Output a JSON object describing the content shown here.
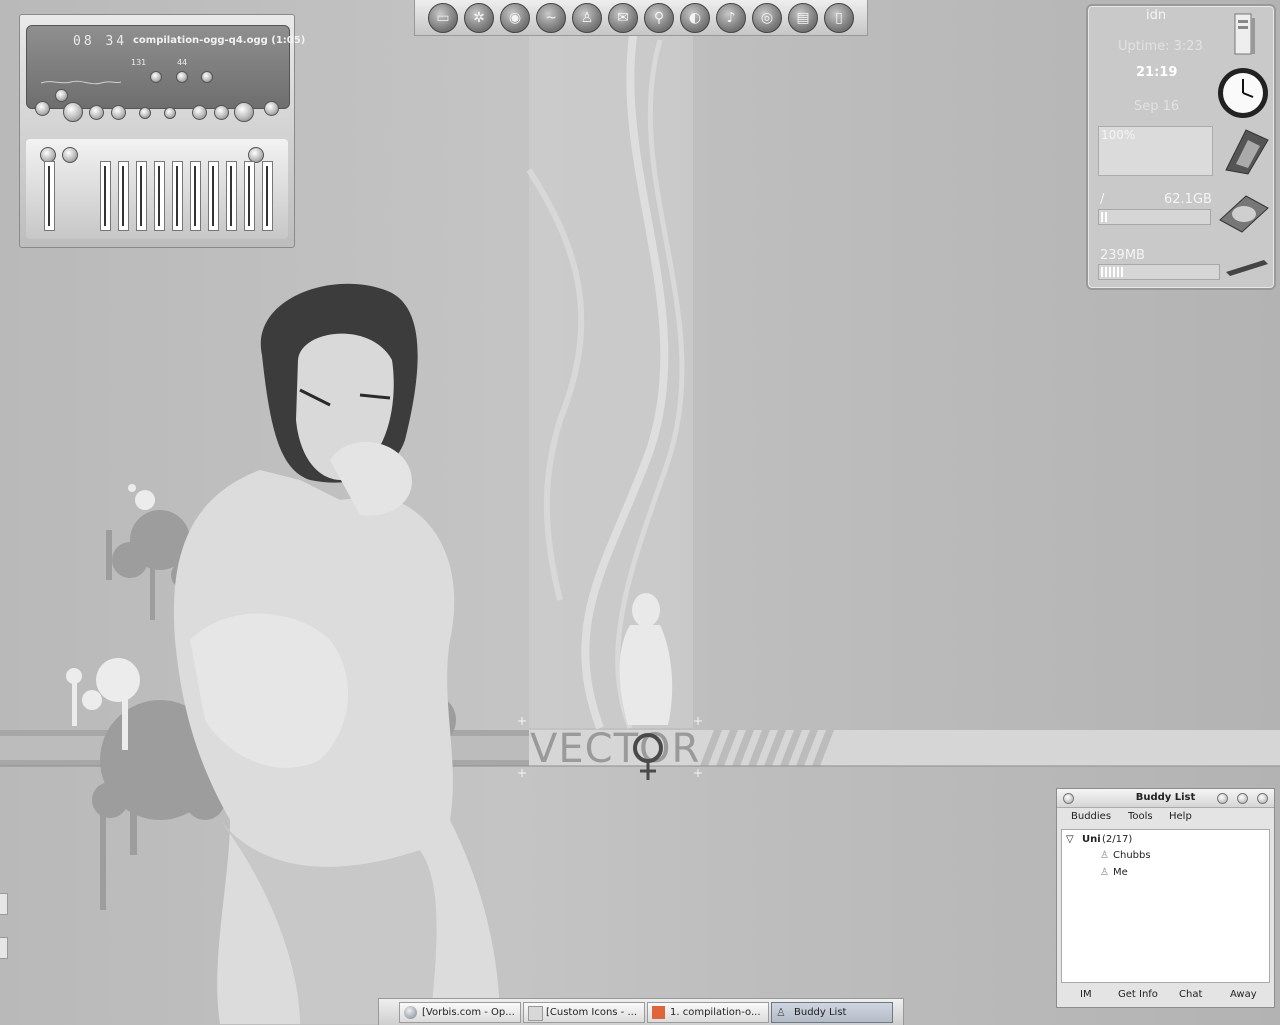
{
  "wallpaper": {
    "logo_text": "VECTOR"
  },
  "player": {
    "time": "08 34",
    "track_title": "compilation-ogg-q4.ogg (1:05)",
    "bitrate": "131",
    "samplerate": "44"
  },
  "launcher": {
    "icons": [
      "home-icon",
      "settings-icon",
      "nvidia-icon",
      "terminal-icon",
      "person-icon",
      "mail-icon",
      "network-icon",
      "browser-icon",
      "music-icon",
      "cd-icon",
      "video-icon",
      "notes-icon"
    ]
  },
  "sysmon": {
    "hostname": "idn",
    "uptime": "Uptime: 3:23",
    "time": "21:19",
    "date": "Sep 16",
    "cpu_label": "100%",
    "cpu_percent": 100,
    "disk_mount": "/",
    "disk_size": "62.1GB",
    "disk_fraction": 0.04,
    "memory_label": "239MB",
    "memory_fraction": 0.2
  },
  "buddy_list": {
    "title": "Buddy List",
    "menus": [
      "Buddies",
      "Tools",
      "Help"
    ],
    "group_name": "Uni",
    "group_count": "(2/17)",
    "buddies": [
      "Chubbs",
      "Me"
    ],
    "buttons": [
      "IM",
      "Get Info",
      "Chat",
      "Away"
    ]
  },
  "taskbar": {
    "tasks": [
      {
        "label": "[Vorbis.com - Op...",
        "icon": "browser-icon"
      },
      {
        "label": "[Custom Icons - ...",
        "icon": "folder-icon"
      },
      {
        "label": "1. compilation-o...",
        "icon": "player-icon"
      },
      {
        "label": "Buddy List",
        "icon": "buddy-icon",
        "active": true
      }
    ]
  },
  "colors": {
    "accent_dark": "#3a3a3a",
    "panel": "#c9c9c9",
    "active_task": "#b4bcc8"
  }
}
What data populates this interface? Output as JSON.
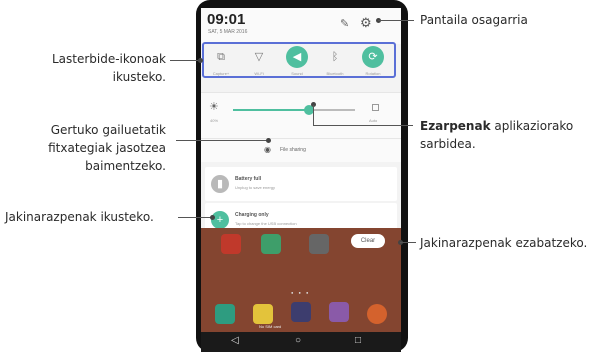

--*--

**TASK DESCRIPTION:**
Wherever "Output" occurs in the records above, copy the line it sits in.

**EXERCISE SOLUTION:**
Output a JSON object describing the content shown here.
What data populates this interface? Output as JSON.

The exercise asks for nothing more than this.